7 Food myths you still think are facts

We live in the era of fast and readily available information. Unfortunately, not all of the information is accurate or factual, leaving many of us still believing certain myths that circulate around for years- including in food-related knowledge. It’s time that we put down those myths once and for all. Don’t be afraid to stand corrected and let’s get educated.

1. An Apple Keeps The Doc Away

Just because there’s a nice ring to it, it doesn’t mean that an apple will magically prevent or cure all illnesses. While apples are packed with vitamin C and fiber, both of which are important to long-term health, they aren’t all you need to get a proper immunity system. To make sure that you stay away from certain viruses or bacteria, keep your hygiene level up, maintain a good and healthy diet, and last but not least, get vaccinated.

2. Everything ‘Brown’ Is Better Than ‘ White”

Brown sugar or brown rice does not mean that it’s better than their white counterparts. For example, brown sugar is practically white sugar with some molasses or a common residual sticky syrup. Nutritionally or calorie-wise and also in processing, both are similar.

Same goes for brown rice which has more fiber and protein than white rice, but at the same consists of more calories, carbs and fat. White rice does have a higher sugar content which may promote a higher level of insulin thus bad for diabetic people, but generally there isn’t any evidence that supports brown rice as better than white rice. Our verdict, consume both in moderation!

3. MSG is bad

Known to enhance flavors, there is a lot of controversy surrounding MSG that it may be difficult to know which is fact or not. Official sources such as FDA claims that MSG is safe and no human studies have found evidence that suggests MSG causes destruction of nerve cells. The fact is MSG is commonly found in processed and low quality-foods, which may explain the negative perception. But as long as you stick to a healthy diet, there’s no reason to ban MSG altogether.

4. Eating Fat Makes You Fat

The fear of fat has been around forever. But don’t forget that fat also exists in healthy foods such as avocados, walnuts, olive oil and others. Dietary fats are essential to give your body energy and to support cell growth. They also help protect your organs and help keep your body warm. Fats help your body absorb some nutrients and produce important hormones, too. Your body definitely needs fat.

5. Eggs Cause Cholesterol

In a 2018 study in the journal Nutrients, researchers found eggs don’t actually contribute to high cholesterol.
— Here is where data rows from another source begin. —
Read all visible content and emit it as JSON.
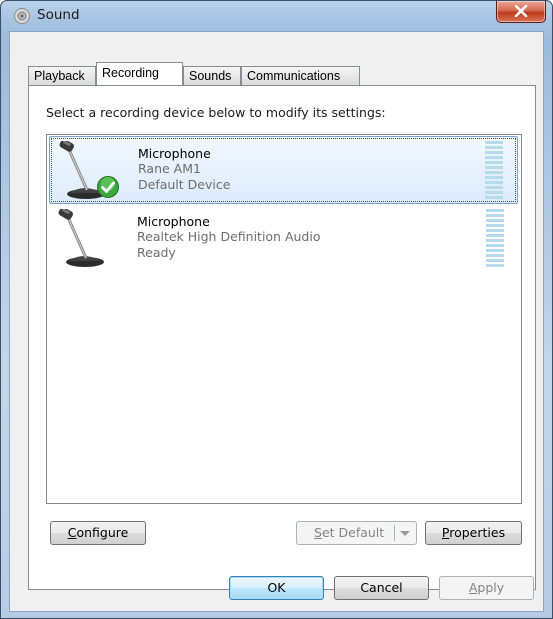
{
  "window": {
    "title": "Sound",
    "title_icon": "speaker-icon",
    "close_icon": "close-icon"
  },
  "tabs": [
    {
      "label": "Playback",
      "active": false
    },
    {
      "label": "Recording",
      "active": true
    },
    {
      "label": "Sounds",
      "active": false
    },
    {
      "label": "Communications",
      "active": false
    }
  ],
  "instruction": "Select a recording device below to modify its settings:",
  "devices": [
    {
      "name": "Microphone",
      "driver": "Rane AM1",
      "status": "Default Device",
      "selected": true,
      "icon": "microphone-icon",
      "badge": "default-check-icon"
    },
    {
      "name": "Microphone",
      "driver": "Realtek High Definition Audio",
      "status": "Ready",
      "selected": false,
      "icon": "microphone-icon"
    }
  ],
  "buttons": {
    "configure": {
      "mnemonic": "C",
      "rest": "onfigure"
    },
    "set_default": {
      "mnemonic": "S",
      "rest": "et Default"
    },
    "properties": {
      "mnemonic": "P",
      "rest": "roperties"
    },
    "ok": "OK",
    "cancel": "Cancel",
    "apply": {
      "mnemonic": "A",
      "rest": "pply"
    }
  },
  "colors": {
    "selection": "#dcebfc",
    "meter": "#b6dceb",
    "close": "#c0391d",
    "check": "#3aa83a"
  }
}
In fact, eggs are an inexpensive source of many nutrients, including zinc and iron, antioxidants lutein and zeaxanthin, vitamin D, and the brain-boosting chemical choline.

However, keep in mind that the research on eggs has gone back and forth over the years so don’t overdo it. The American Heart Association says one whole egg or two egg whites a day can be part of a healthy diet. Keep cholesterol in check by monitoring saturated fat in your diet.

6. Frozen Foods Are Bad

In most cases, nutritional content is often preserved by freezing, especially in the case of fruits and vegetables. Several studies have found that frozen fruits and veggies are higher in certain nutrients, like vitamins A and C. In fact, the vitamins and minerals in fresh options can break down over time, whereas freezing retains them. Same goes for fish that are properly preserved. Not only are frozen food so convenient to stock, they can taste great and work into many recipes too!

7. Wine is For Alcoholics

Wine, and especially red wine, has been studied extensively. Evidence suggests that moderate consumption may help people live longer, protect against certain cancers, improve mental health, and enhance heart health. A recent analysis of studies found the optimal daily intake of wine to be 1 glass (150 ml) for women and 2 glasses (300 ml) for men. Just make sure you are of legal age when you do.

Go back to home page